“Governor Newsom directed state agencies to pursue a single-tunnel solution to modernize our water infrastructure, and when combined with the broader, statewide portfolio approach, this project would help safeguard a vital source of affordable water for millions of Californians,” said DWR Director Karla Nemeth. “This water supply is critical to the health of local communities, the future of the Delta ecosystem and the success of our state’s economy.”
The NOP initiates an environmental impact report for the proposed project, which is the first step to ensure its compliance with the California Environmental Quality Act (CEQA), a critical step toward getting the project off the ground.
“We applaud the Newsom Administration for moving the ball forward on a single-tunnel Delta Conveyance Project,” wrote Jennifer Pierre, general manager at State Water Contractors, an organization comprised of water agencies that stand to receive water from the DCP, as well as pay for its construction. “There’s no question that a Delta tunnel is one of the critical and necessary solutions for ensuring that Californians have a reliable water supply for their homes and businesses amidst the growing threats and impacts of climate change.”
Stating that the underlying purpose of the DCP is to protect SWP water deliveries, the NOP identifies sea-level rise due to climate change and the vulnerability of SWP infrastructure, like levees and canals, to seismic activity primary threats. The NOP also states that the same threats apply to the Central Valley Project (CVP), but to this point, the Bureau of Reclamation — the federal agency that manages the CVP — has yet to sign on to the project. The Bureau was a participant in WaterFix.
“The attempt last time was to sort of package it as ‘it’s going to help the Delta,’” said Michael Brodsky, legal council for Discovery Bay-based Save the California Delta Alliance. “They referred to the tunnels as a conservation measure. There was this attempt to sell (WaterFix) to the public as environmentally helping the Delta. They have finally come to realize that they’re going to lose on that. They try to go against common sense and say that diverting all this water before it flows through the Delta is somehow going to help the Delta. A 12-year-old can see that that can’t be true. They’ve finally given up on that, but it’s a water supply project. The main rationale is sea-level rise. That’s the main justification for the project now.”
Brodsky argues that reducing the flow of freshwater through the Delta will actually exacerbate saltwater intrusion, rather than protect against it.

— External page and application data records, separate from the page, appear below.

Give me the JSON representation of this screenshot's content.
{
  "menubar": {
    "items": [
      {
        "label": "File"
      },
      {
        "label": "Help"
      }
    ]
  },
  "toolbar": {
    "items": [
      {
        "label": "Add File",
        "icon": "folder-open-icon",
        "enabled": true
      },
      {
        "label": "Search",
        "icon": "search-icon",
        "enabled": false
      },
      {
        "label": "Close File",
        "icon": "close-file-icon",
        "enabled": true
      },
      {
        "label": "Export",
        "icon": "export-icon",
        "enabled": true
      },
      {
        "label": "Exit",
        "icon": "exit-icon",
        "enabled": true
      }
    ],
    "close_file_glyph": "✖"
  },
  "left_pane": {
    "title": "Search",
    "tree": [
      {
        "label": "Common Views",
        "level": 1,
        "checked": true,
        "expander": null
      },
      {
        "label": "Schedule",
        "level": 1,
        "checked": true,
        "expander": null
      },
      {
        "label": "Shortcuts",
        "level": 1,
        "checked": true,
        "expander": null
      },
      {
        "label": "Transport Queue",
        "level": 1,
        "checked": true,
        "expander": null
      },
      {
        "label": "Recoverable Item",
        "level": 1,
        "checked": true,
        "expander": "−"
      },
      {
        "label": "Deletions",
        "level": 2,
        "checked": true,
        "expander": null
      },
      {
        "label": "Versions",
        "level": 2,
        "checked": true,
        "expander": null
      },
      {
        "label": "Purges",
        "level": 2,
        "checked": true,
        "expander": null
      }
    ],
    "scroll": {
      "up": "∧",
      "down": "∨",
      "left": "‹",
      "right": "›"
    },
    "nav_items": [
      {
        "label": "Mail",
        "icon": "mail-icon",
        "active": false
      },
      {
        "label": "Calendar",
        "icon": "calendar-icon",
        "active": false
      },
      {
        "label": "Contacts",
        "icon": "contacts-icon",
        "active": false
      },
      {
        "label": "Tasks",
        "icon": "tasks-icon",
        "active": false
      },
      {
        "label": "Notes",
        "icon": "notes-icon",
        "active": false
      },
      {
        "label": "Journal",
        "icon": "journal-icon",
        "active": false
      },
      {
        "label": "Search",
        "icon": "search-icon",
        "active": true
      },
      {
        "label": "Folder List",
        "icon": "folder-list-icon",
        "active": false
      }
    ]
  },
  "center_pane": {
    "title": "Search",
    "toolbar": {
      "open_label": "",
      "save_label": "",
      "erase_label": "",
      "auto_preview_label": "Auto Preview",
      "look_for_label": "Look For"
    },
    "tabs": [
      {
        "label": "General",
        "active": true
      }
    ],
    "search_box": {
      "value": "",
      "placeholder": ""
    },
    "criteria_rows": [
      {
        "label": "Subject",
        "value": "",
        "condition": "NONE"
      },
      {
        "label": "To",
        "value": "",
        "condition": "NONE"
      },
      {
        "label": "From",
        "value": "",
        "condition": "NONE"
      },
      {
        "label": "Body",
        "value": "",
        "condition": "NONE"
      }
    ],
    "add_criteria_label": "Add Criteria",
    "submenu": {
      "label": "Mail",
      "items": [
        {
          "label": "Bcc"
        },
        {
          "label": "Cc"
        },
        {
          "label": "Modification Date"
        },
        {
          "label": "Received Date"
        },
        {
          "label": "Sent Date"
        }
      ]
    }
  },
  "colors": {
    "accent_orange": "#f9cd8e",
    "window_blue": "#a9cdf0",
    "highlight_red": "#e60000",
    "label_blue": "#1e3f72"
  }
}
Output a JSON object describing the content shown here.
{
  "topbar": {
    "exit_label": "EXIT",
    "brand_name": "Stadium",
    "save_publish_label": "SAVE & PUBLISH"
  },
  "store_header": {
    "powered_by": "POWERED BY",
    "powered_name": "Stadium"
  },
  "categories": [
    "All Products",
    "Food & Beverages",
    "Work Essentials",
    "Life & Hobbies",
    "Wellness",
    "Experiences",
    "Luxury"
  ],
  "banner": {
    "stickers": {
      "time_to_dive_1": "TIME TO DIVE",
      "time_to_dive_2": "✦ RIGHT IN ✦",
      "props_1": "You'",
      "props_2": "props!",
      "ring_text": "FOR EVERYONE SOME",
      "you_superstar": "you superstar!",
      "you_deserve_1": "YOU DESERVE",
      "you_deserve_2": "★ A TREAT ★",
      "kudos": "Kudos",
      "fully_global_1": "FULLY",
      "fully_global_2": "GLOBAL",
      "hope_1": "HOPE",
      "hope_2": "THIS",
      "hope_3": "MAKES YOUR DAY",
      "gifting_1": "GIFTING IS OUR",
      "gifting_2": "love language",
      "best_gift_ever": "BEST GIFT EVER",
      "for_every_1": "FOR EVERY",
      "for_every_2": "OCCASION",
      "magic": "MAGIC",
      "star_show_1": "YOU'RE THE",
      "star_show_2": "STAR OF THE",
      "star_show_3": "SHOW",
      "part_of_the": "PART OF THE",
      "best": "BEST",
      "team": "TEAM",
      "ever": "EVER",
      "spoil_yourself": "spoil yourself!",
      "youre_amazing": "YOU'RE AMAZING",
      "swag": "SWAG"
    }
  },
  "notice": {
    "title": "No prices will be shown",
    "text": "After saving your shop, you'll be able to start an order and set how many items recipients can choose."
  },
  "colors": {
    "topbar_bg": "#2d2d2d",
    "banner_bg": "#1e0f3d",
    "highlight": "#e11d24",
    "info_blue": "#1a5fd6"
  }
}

DCP appears to draw heavily upon the work that was completed as part of WaterFix. Two tunnel routes are suggested in the document. One route follows the same proposed path as the twin tunnels, while a second path takes a more easterly route, running roughly parallel to Interstate 5. WaterFix proposed three tunnel intakes located near the towns of Clarksburg, Hood and Courtland. The NOP identifies those same three locations for DCP, but states that only two locations will be chosen. Each intake is expected to have a capacity of 3,000 cubic feet per second and occupy up to 150 acres.
“They’ve said the problems are sea-level rise and earthquakes,” said Brodsky. “Those are a threat to our water supply, and the answer is a tunnel. What the NOP does is define the range of alternatives they need to study. What they’re trying to do is set this up so the only thing they’re going to look at is a tunnel. That’s just wrong. With everything we know from dealing with this thing since 2006, a tunnel doesn’t work. It doesn’t solve any problems, and they’re not willing to look at any alternative to a tunnel.”
The full text of the NOP can be found here: www.bit.ly/thepress_tunnel.
DWR is conducting a series of public meetings throughout the Delta region to discuss the DCP and give residents an opportunity to ask questions about the project. A meeting in Brentwood is scheduled for Feb. 20, from 6-8 p.m., in the Brentwood Community Center.
Public comments on the NOP are due March 20 by 5 p.m., and may be submitted by email at DeltaConveyanceScoping@water.ca.gov, or by mail at Delta Conveyance Scoping Comments, Attn: Renee Rodriguez, Department of Water Resources, P.O. Box 942836, Sacramento, CA 94236.